in crossfire mode it can do 2x 8X lanes… single modus its the full 16x

I have one 790i mother board, the ASUS Striker II Extreme, I use SUSE 10.3 and have updated the latest driver from NVIDA, however the bandwidth test result on my GTX280 is extremely low on my machine. Only 1.7 G even with pinned memory, only a little bit faster than 1.5 with pagable memory.

I don’t know where to start fixing the problem. Any idea is appreciated.

Thank you

It sounds like you’re not get Gen-2 speeds. Here are some ideas extracted from what I’ve read in these forums:

First, make sure that your card is in a PCI 2.0 slot (motherboard manual will tell you which slots are the 2.0 x16 slots).

Someone here noted that you may have to modify a motherboard BIOS setting in order to enable PCI 2.0 speeds.

Some people have reported bandwidth improvements by upgrading to the latest BIOS for their motherboard. [Not usually as big a jump as you’re looking for.]

Finally, I remember seeing in these forums a suggestion that you won’t get full speed if you’re missing one of the two power connections. I don’t have a GTX2*, so I’m not sure if this applies to you, but maybe double-check your power connections.

Hope that helps… Maybe someone with the same motherboard or GPU will have a better idea.

The latest driver from NVidia caused a bad slowdown in CPU<->device bandwidth for some people:

http://forums.nvidia.com/index.php?showtopic=75466

plus, NVidia aknowledges that device-to-device bandwidth is a bit worse (5-10%) on CUDA 2.0 vs. 1.1 (same thread).

Let’s hope they fix it ASAP.

Fernando

Thanks, it is really helpful.
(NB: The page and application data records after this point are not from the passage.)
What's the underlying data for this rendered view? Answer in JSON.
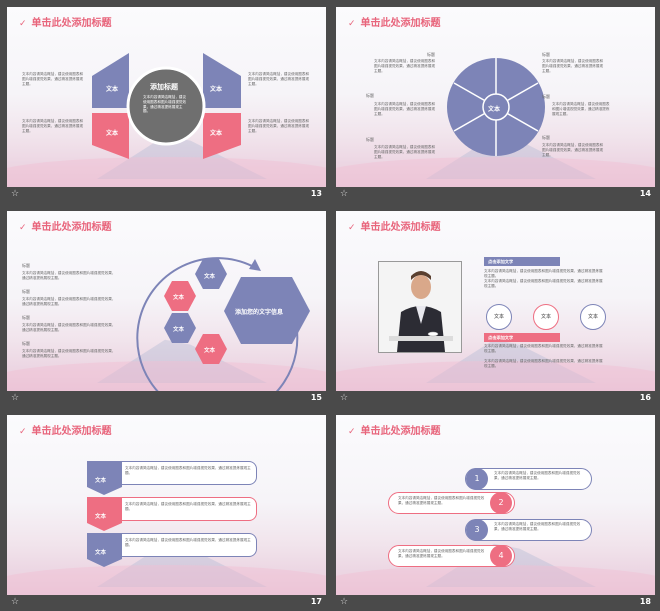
{
  "slide_title": "单击此处添加标题",
  "body_text": "文本内容请简洁概括，建议使用图表和图片增强视觉效果，通过精准提炼展现主题。",
  "label": "文本",
  "heading": "标题",
  "slides": [
    {
      "num": "13",
      "center_label": "添加标题"
    },
    {
      "num": "14"
    },
    {
      "num": "15",
      "center_label": "添加您的文字信息"
    },
    {
      "num": "16",
      "caption_1": "点击添加文字",
      "caption_2": "点击添加文字"
    },
    {
      "num": "17"
    },
    {
      "num": "18",
      "steps": [
        "1",
        "2",
        "3",
        "4"
      ]
    }
  ],
  "colors": {
    "pink": "#ee6e82",
    "purple": "#7d84b7",
    "gray": "#6f6f6f",
    "title": "#e8657c"
  }
}
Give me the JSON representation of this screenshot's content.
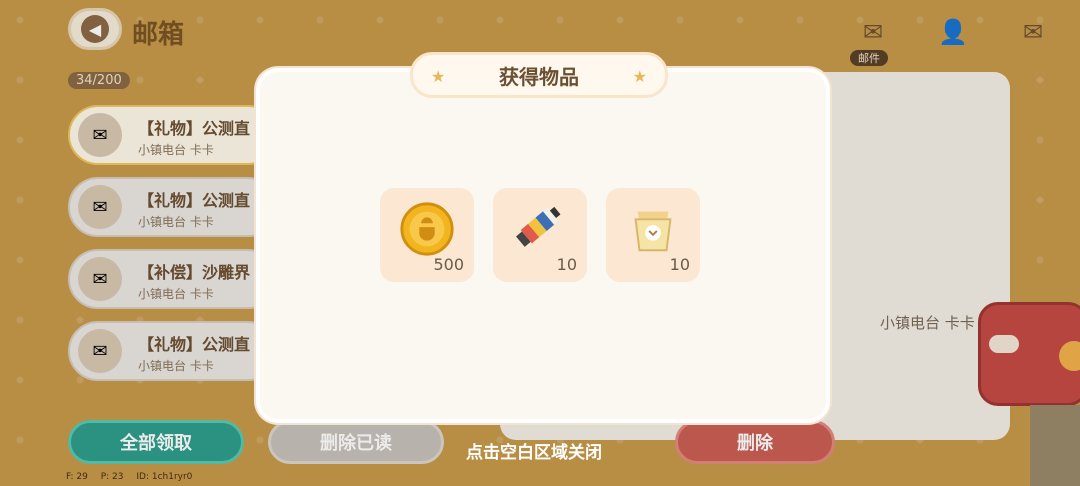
{
  "header": {
    "title": "邮箱"
  },
  "mailbox": {
    "count": "34/200"
  },
  "tabs": {
    "active_label": "邮件"
  },
  "mail_items": [
    {
      "title": "【礼物】公测直",
      "sender": "小镇电台 卡卡"
    },
    {
      "title": "【礼物】公测直",
      "sender": "小镇电台 卡卡"
    },
    {
      "title": "【补偿】沙雕界",
      "sender": "小镇电台 卡卡"
    },
    {
      "title": "【礼物】公测直",
      "sender": "小镇电台 卡卡"
    }
  ],
  "detail_panel": {
    "sender": "小镇电台 卡卡"
  },
  "buttons": {
    "claim_all": "全部领取",
    "delete_read": "删除已读",
    "delete": "删除"
  },
  "modal": {
    "title": "获得物品",
    "items": [
      {
        "icon": "gold-coin-icon",
        "count": "500"
      },
      {
        "icon": "paint-tube-icon",
        "count": "10"
      },
      {
        "icon": "seed-bag-icon",
        "count": "10"
      }
    ],
    "close_hint": "点击空白区域关闭"
  },
  "footer": {
    "f": "F: 29",
    "p": "P: 23",
    "id": "ID: 1ch1ryr0"
  }
}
I get 5.7GB with GTX280, however the device-to-device bandwidth is still pretty low 112 vs 147 (in NVIDA spec)

Real bandwidth will always be slightly lower than theoretical peak bandwidth.

Actually you can archive better bandwidth result by increase the PCIe clock speed, however i do not recommend you doing this since it may have some really bad side effect if you don’t know how to it (it may corrupt your system). You can try with slightly increase the PCI clock base (100) , from 2 to maximum 5 each step and do not change over 15%, and see if the performance increase, sometimes it works sometimes it does not